Work item: Check every line of the material for the word "screenshot". Copy those that have it.

%%

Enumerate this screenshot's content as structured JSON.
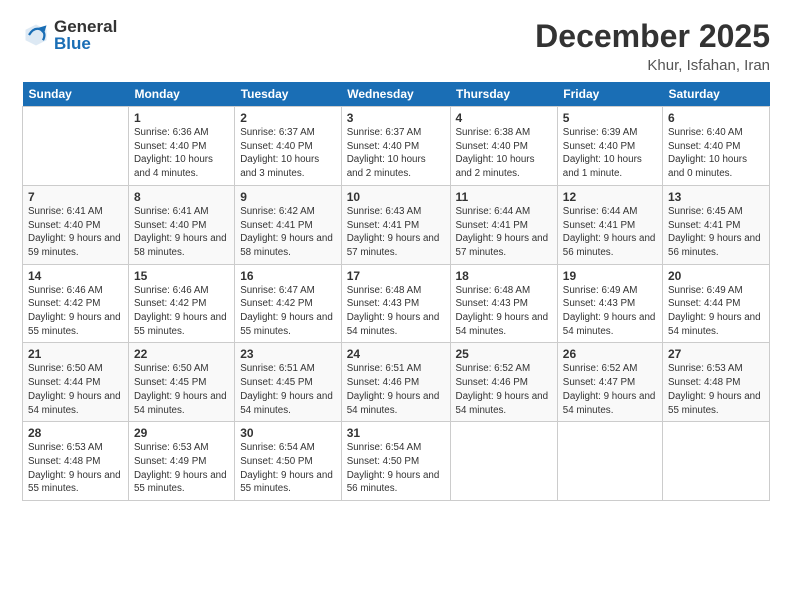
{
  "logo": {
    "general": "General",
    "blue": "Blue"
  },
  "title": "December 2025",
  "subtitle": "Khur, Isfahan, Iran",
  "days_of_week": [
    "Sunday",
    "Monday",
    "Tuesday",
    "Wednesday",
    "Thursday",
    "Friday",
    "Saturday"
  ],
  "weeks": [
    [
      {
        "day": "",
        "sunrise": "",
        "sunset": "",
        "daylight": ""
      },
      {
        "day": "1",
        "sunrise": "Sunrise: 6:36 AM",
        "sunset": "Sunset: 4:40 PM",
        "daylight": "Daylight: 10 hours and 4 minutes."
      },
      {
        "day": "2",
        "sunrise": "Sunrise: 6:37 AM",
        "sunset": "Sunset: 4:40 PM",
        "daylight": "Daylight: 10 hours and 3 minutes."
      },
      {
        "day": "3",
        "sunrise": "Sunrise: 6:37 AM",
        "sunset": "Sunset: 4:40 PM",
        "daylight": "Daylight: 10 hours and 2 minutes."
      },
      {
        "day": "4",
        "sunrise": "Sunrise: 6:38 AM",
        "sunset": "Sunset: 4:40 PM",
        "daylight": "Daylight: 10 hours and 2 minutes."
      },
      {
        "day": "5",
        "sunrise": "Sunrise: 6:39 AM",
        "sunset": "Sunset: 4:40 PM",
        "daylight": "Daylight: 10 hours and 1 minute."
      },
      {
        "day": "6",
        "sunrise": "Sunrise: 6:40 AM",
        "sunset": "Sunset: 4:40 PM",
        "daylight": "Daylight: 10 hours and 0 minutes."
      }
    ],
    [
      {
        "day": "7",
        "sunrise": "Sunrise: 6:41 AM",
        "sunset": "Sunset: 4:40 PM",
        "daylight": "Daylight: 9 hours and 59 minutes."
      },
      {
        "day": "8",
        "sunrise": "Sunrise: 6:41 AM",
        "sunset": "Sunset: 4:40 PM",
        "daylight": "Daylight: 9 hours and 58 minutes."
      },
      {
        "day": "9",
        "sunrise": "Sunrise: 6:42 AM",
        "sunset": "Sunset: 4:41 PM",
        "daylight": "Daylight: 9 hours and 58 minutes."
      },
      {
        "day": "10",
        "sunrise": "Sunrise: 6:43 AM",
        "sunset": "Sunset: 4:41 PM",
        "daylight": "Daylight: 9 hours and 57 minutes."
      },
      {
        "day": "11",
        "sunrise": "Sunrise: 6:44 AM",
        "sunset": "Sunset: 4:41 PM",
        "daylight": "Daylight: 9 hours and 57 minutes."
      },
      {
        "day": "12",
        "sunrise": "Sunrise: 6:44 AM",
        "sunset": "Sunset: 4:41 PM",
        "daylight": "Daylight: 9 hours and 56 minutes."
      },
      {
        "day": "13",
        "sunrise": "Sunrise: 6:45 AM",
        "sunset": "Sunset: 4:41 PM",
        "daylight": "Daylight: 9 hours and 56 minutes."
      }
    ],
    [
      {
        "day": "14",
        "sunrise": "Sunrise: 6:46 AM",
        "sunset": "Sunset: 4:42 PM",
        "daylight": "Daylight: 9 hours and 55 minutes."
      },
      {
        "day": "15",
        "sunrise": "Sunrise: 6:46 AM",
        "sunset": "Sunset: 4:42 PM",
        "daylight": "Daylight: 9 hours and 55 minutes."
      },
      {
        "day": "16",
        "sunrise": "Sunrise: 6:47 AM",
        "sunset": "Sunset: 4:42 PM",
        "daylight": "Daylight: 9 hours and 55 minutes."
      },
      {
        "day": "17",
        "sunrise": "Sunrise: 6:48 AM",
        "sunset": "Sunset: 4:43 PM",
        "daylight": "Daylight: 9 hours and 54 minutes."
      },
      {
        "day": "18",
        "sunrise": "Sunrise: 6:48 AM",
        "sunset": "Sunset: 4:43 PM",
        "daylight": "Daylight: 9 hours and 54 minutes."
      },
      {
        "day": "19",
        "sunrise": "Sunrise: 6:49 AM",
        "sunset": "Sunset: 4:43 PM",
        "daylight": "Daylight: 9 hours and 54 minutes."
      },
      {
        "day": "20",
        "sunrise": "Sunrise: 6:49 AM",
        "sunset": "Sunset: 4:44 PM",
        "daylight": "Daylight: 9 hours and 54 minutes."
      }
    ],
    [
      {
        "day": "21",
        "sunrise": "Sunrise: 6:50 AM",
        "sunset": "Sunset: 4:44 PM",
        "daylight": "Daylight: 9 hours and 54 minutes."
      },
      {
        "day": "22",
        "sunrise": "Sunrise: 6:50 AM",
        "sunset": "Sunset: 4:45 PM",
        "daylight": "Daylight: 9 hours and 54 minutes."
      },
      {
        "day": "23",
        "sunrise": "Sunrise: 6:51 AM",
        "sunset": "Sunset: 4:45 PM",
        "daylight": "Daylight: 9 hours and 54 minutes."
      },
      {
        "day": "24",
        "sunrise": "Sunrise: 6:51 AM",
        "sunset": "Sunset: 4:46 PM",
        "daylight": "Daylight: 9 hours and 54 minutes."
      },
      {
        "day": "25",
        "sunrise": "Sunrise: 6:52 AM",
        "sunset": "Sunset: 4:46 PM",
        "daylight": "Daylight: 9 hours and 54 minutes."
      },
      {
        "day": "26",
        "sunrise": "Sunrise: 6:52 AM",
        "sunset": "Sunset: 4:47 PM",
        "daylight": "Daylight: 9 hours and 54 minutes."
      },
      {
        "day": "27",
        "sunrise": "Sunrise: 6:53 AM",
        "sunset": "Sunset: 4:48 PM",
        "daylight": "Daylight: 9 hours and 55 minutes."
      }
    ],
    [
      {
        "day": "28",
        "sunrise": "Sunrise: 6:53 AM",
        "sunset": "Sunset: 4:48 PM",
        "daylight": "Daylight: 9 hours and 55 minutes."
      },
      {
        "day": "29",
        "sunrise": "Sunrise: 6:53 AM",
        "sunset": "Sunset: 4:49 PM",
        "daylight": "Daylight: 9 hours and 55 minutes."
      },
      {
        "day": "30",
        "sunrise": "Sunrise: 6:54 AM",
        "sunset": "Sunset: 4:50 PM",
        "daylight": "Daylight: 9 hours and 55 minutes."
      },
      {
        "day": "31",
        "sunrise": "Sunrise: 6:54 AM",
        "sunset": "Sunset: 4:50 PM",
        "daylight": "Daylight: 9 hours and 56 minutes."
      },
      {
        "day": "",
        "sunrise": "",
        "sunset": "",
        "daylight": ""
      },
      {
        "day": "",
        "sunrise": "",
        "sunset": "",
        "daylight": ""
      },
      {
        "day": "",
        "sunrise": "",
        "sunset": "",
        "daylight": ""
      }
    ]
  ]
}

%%
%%

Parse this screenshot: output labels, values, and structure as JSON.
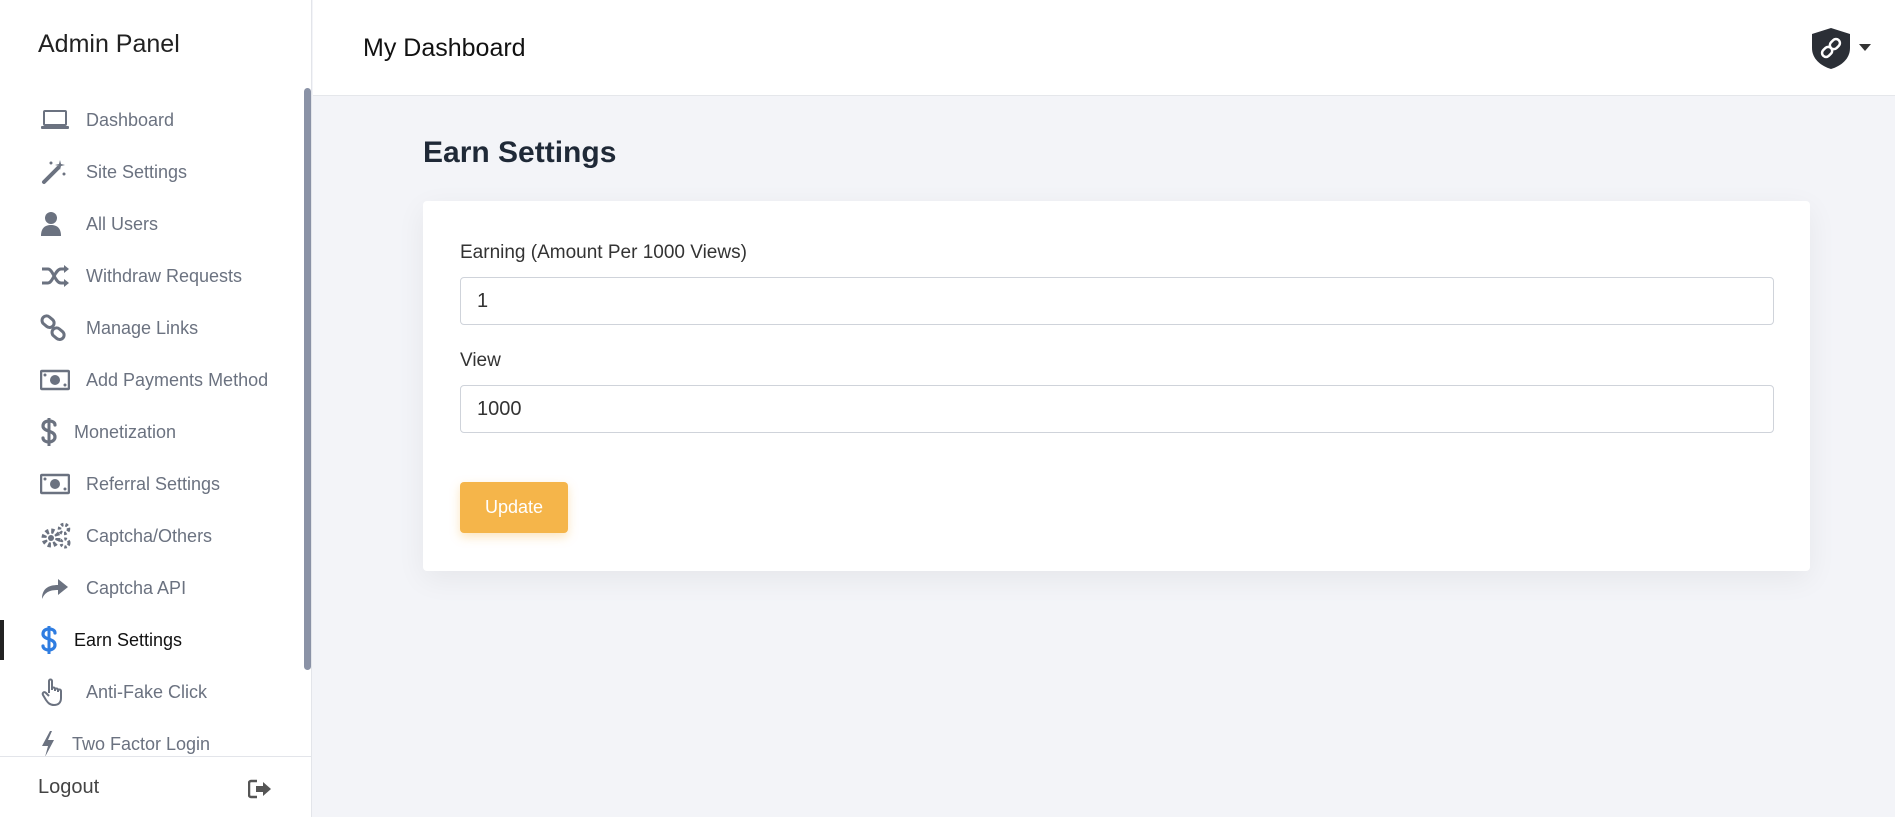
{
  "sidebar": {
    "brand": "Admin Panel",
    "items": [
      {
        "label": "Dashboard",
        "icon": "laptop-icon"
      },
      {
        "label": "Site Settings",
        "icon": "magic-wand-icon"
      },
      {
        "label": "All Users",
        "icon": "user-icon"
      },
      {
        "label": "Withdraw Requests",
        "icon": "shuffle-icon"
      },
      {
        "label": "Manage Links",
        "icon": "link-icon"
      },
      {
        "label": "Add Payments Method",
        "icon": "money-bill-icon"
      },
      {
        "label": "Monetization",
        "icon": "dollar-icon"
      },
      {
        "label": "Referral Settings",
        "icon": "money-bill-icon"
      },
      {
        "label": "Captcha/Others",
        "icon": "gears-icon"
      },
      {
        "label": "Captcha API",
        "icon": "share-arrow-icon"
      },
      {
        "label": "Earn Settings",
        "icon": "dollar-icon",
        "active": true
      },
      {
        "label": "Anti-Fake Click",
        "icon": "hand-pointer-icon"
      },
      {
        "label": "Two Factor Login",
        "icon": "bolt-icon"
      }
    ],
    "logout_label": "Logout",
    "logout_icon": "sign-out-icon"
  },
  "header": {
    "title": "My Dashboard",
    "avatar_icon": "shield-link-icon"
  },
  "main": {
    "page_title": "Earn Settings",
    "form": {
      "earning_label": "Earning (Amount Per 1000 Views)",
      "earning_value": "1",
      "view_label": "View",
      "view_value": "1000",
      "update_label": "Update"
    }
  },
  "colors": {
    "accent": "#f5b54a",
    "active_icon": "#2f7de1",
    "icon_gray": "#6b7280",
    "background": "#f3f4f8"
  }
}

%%

Answer:
Enumerate this screenshot's content as structured JSON.
Parse this screenshot: output labels, values, and structure as JSON.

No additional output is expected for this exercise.